This morning I woke up and my heart felt heavy and at first I couldn’t remember why. But then it hit me. Today I was going to say goodbye to one of my friends, my co-teacher, my horse. Today is the day I set up with our vet to let her go. The pain in her eyes, in her hips, and the tightness in her muscles was becoming constant and her soul whispers to me, “please let me go, it’s time for my rest.” At first I fight her whispers, I turn away and try not to see, but she’s determined to show me and her whispers seem louder. I pick up her lead rope and the exhaustion from her washes over me in waves, I can barely lead her into the barn because it’s overwhelming me. I feel tears trickle down my face as my heart answers her and it says “Okay, I will call, I will let you go.” I stand with her for a moment, dry my tears and contact her vet. He agrees with me and we set up her appointment. I tell her two more nighttimes, then we will let you go. She looks at me and continues to eat her breakfast. She knows I will do this for her.

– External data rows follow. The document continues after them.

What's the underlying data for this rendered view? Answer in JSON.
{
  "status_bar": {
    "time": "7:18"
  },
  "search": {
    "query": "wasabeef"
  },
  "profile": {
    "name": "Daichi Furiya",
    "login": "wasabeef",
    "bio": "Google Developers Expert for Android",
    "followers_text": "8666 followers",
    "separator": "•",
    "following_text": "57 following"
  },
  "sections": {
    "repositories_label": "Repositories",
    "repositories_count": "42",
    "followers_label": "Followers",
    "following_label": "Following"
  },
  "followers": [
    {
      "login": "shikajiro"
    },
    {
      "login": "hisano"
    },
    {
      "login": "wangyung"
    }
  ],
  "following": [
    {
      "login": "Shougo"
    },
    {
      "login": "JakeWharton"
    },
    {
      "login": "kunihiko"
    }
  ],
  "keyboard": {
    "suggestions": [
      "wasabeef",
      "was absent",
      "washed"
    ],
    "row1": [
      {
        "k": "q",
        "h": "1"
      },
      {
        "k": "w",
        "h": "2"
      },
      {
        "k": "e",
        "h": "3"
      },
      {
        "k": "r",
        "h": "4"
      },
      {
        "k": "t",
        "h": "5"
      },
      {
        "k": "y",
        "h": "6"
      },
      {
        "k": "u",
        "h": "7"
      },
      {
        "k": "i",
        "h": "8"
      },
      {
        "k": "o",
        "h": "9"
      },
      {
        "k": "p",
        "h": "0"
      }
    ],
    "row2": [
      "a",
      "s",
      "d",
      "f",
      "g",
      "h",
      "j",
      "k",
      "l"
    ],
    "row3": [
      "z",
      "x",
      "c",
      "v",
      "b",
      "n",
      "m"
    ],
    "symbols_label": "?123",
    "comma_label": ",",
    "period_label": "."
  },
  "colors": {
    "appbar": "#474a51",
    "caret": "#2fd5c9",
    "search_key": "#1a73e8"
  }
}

So this morning the two night times are over. I look up, and check my watch, it’s 9:30, chores are almost done, the horses have been fed and now it’s time.
I walk to the wall of halters and pick one that fits her the best. This is the hardest part for me, the last walk to the pasture to get her. I feel the inside of me shaking, I don’t want to do this, but she asked me to, and I know I can’t deny her this. I see her at the edge of the herd, I walk to her and gently buckle the halter on her head. We stand there a moment, and just share space. We feel the sun, it’s so warm and it feels good to just stand there with her. She sighs, I turn and lead her towards the barn. Just before the gate, she stops, there is a moment of panic from her. I didn’t expect that. We stop, I stand there and whisper, “I love you.” She relaxes and walks with me to the barn. We groom her there in the barn, scratch her in all her itchy places, she makes her camel face as we scratch her belly and for a moment I smile.
Kate braids her mane and we give her handful of horse treats. I then gently lead her to the trailer. She sends out a little nicker, looks around, then walks into the trailer with me. I gently close the door and on legs that are still shaking I get into the truck, start it up, and ease down the drive. I’m glad my mom and Kristin are with me. I feel so shaky on the inside and I don’t really want to do this. My mind screams stop, but my heart says keep going.
We get to the clinic and walk her back to the place we will let her go. It’s still beautiful weather, the sun is shining and she is with people who love her. She knows she was loved, and loved well. Our vet comes out and gives her a shot of something to help her relax and we walk her to the back of the clinic where she will rest. Our vet gives her the final sedation and she lays down and nickers as she leaves us. I will miss her gentle nicker, her eagerness to eat, and her way of teaching our students. She was a good, good horse, our Brandi Girl. I hope someday to see her running with our herd, with no pain, a healthy glow, no limp, and clear eyes that don’t hurt anymore. Run free dear Brandi. Run Free. You were a great teacher, partner, and friend.